Part of the remaining forest is the 150 acres, Ruboni community forest reserve. This forest reserve is bordering Rwenzori mountains national park in the west and the household community gardens in the east. The forest is located north of Nyakalengijo park gate and extends to the hills that are partly farmland of the village households. With equator snow lodge to the south, it is located in the northern direction from Ruboni village across river Mubuku.
This collective indigenous forest forms a habitat for unique wildlife. This reserve is one of the largest plots of the naturally regenerated forest in the Mubuku valley. Wildlife that crosses from the park or escaping from community farms find refuge in this community forest reserve. This wildlife includes; snakes and chameleons, the birds, amphibians and other small mammals.
Nature trails have been created in this forest. Visitors go with a local guide on these trails looking for nature and wildlife. The key highlight of these nature walks is Chameleons. Other wildlife to look for is the birds, snakes, primates’ squirrels and other mammals that are increasingly starting to appear to the trekkers. Due to the high chances of finding chameleons, this forest is called the chameleon sanctuary. With a specialized chameleon guide from the community, guests have high chances of finding a range of chameleon species.
Up to seven types of chameleons can be found in this forest. Of the seven types, the key highlight is finding Johnston’s three-horned chameleon. It is the giant elusive three-horned reptile that can grow to become 30 centimeters at full growth. its full growth age is six months to twelve months. Other types of chameleons found here include;

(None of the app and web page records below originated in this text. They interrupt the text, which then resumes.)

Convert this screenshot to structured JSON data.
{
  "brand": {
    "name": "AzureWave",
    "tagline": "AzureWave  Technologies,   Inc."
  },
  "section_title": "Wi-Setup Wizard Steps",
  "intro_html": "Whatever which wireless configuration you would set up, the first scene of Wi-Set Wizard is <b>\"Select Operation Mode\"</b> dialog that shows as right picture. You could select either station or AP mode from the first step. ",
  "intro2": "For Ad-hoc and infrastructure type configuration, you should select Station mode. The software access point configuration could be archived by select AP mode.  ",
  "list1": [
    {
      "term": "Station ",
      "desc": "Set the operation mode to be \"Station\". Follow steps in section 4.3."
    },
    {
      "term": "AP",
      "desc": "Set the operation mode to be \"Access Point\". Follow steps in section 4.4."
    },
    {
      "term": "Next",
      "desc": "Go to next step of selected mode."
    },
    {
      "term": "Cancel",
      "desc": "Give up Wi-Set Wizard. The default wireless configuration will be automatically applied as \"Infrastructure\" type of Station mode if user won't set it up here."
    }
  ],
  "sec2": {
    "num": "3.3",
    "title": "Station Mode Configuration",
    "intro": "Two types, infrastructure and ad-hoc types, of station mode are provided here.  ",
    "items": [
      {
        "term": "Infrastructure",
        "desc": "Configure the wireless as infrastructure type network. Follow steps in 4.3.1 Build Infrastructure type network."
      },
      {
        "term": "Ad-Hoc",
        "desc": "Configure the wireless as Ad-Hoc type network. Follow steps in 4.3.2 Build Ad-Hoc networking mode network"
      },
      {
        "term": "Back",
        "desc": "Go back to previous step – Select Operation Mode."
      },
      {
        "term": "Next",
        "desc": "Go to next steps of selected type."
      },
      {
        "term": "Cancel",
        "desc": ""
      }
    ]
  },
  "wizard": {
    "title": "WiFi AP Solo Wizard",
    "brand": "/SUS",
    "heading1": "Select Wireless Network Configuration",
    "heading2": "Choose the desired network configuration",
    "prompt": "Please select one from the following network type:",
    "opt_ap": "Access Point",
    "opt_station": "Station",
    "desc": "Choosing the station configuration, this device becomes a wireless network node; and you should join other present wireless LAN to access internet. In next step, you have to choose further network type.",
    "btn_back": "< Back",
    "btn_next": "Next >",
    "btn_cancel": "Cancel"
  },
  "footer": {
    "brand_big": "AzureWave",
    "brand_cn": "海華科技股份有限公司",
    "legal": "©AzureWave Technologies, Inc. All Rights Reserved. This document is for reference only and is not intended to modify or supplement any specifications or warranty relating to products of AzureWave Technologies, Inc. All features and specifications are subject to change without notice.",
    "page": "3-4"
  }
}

Visitors are not only be limited to looking for chameleons. You will be walking in one of the richest indigenous forests. Though it is outside the park, walking here gives a feeling of being in the heart of Rwenzori mountains National Park. You will also be amazed by other attractions. These include; waterfalls, birds, batter flies, insects, a rich selection of plant life and Sometimes primates.

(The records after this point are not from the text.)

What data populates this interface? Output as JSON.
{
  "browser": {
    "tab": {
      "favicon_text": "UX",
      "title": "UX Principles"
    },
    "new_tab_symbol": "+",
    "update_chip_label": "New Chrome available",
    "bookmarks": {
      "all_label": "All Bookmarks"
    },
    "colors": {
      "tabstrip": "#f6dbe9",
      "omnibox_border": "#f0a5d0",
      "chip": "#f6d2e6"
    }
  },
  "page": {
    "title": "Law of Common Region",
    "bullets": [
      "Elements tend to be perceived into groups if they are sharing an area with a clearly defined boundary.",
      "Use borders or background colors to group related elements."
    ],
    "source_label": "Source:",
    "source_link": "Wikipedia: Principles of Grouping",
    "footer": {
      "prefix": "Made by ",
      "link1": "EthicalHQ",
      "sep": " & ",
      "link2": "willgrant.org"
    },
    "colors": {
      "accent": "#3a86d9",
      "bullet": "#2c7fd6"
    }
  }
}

The community forest was created by the community amalgamating their land plots. The aim of this was to create a sustainable source of income from the forest. This is achieved through the tourist walks. The initiative also serves the critical role of forest conservation. The forest is also used for seed collection to expand indigenous trees on community land. This means as you enjoy the experience of walking this forest, you’re also benefiting the community through employment while supporting indigenous conservation. In the future, the forest will be used for sustainable harvesting of household forest resources such as medicinal and crafts materials.
Walking in this forest requires a guide from the community, the service of the guide is included in the payment, which is currently 15$ per person. each walk takes between 3-4 hours. All guides are selected from the local community neighboring the forest.
This forest walk is easy to arrange on arrival at Ruboni community camp. If you have any questions regarding how to participate in the walks, contact us in advance to arrange your visit. Besides arranging this visit, we also arrange your accommodation and other tours to the Rwenzori’s. Other tours include multi-day treks into the mountains to scale the higher peaks.